= Description of the task =
A full, exact copy of the records below is the required answer.
=== Begin Enclosure ===
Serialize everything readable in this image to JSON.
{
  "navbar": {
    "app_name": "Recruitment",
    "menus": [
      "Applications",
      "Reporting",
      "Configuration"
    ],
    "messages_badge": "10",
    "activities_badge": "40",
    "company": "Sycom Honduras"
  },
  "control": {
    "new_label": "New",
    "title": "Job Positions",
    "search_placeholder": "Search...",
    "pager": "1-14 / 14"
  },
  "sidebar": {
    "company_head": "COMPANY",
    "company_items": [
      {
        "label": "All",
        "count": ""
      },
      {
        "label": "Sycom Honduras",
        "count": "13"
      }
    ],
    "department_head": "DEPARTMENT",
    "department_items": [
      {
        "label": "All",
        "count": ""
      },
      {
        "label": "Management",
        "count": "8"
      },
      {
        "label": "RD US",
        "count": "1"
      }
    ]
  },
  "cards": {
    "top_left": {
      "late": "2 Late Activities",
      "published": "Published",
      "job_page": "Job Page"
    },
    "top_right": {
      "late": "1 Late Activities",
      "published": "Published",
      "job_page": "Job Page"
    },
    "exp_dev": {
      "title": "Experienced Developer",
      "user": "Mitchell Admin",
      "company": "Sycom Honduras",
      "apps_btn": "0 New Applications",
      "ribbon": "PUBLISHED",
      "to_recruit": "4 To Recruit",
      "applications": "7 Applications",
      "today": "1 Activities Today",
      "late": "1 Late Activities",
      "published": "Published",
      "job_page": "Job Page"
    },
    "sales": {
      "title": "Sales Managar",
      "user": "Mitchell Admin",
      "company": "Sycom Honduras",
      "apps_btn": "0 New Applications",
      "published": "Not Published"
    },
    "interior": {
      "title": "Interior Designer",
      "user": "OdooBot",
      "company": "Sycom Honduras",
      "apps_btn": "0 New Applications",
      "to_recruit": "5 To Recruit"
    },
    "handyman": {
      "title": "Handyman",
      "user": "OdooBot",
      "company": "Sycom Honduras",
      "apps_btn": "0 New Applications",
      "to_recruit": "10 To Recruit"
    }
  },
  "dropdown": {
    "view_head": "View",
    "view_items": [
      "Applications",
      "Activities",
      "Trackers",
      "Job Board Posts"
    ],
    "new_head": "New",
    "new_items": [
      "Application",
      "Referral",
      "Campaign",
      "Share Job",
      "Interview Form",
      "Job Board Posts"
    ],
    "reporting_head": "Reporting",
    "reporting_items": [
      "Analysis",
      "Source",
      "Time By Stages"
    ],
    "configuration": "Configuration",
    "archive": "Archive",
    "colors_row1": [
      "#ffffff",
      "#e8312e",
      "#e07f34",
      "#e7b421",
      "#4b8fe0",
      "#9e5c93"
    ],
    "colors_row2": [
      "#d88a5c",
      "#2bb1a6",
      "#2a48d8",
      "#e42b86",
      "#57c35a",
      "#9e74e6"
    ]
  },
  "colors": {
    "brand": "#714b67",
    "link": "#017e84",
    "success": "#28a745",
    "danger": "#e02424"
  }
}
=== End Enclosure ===
= Written solution =
Serialize everything readable in this image to JSON.
{
  "navbar": {
    "app_name": "Recruitment",
    "menus": [
      "Applications",
      "Reporting",
      "Configuration"
    ],
    "messages_badge": "10",
    "activities_badge": "40",
    "company": "Sycom Honduras"
  },
  "control": {
    "new_label": "New",
    "title": "Job Positions",
    "search_placeholder": "Search...",
    "pager": "1-14 / 14"
  },
  "sidebar": {
    "company_head": "COMPANY",
    "company_items": [
      {
        "label": "All",
        "count": ""
      },
      {
        "label": "Sycom Honduras",
        "count": "13"
      }
    ],
    "department_head": "DEPARTMENT",
    "department_items": [
      {
        "label": "All",
        "count": ""
      },
      {
        "label": "Management",
        "count": "8"
      },
      {
        "label": "RD US",
        "count": "1"
      }
    ]
  },
  "cards": {
    "top_left": {
      "late": "2 Late Activities",
      "published": "Published",
      "job_page": "Job Page"
    },
    "top_right": {
      "late": "1 Late Activities",
      "published": "Published",
      "job_page": "Job Page"
    },
    "exp_dev": {
      "title": "Experienced Developer",
      "user": "Mitchell Admin",
      "company": "Sycom Honduras",
      "apps_btn": "0 New Applications",
      "ribbon": "PUBLISHED",
      "to_recruit": "4 To Recruit",
      "applications": "7 Applications",
      "today": "1 Activities Today",
      "late": "1 Late Activities",
      "published": "Published",
      "job_page": "Job Page"
    },
    "sales": {
      "title": "Sales Managar",
      "user": "Mitchell Admin",
      "company": "Sycom Honduras",
      "apps_btn": "0 New Applications",
      "published": "Not Published"
    },
    "interior": {
      "title": "Interior Designer",
      "user": "OdooBot",
      "company": "Sycom Honduras",
      "apps_btn": "0 New Applications",
      "to_recruit": "5 To Recruit"
    },
    "handyman": {
      "title": "Handyman",
      "user": "OdooBot",
      "company": "Sycom Honduras",
      "apps_btn": "0 New Applications",
      "to_recruit": "10 To Recruit"
    }
  },
  "dropdown": {
    "view_head": "View",
    "view_items": [
      "Applications",
      "Activities",
      "Trackers",
      "Job Board Posts"
    ],
    "new_head": "New",
    "new_items": [
      "Application",
      "Referral",
      "Campaign",
      "Share Job",
      "Interview Form",
      "Job Board Posts"
    ],
    "reporting_head": "Reporting",
    "reporting_items": [
      "Analysis",
      "Source",
      "Time By Stages"
    ],
    "configuration": "Configuration",
    "archive": "Archive",
    "colors_row1": [
      "#ffffff",
      "#e8312e",
      "#e07f34",
      "#e7b421",
      "#4b8fe0",
      "#9e5c93"
    ],
    "colors_row2": [
      "#d88a5c",
      "#2bb1a6",
      "#2a48d8",
      "#e42b86",
      "#57c35a",
      "#9e74e6"
    ]
  },
  "colors": {
    "brand": "#714b67",
    "link": "#017e84",
    "success": "#28a745",
    "danger": "#e02424"
  }
}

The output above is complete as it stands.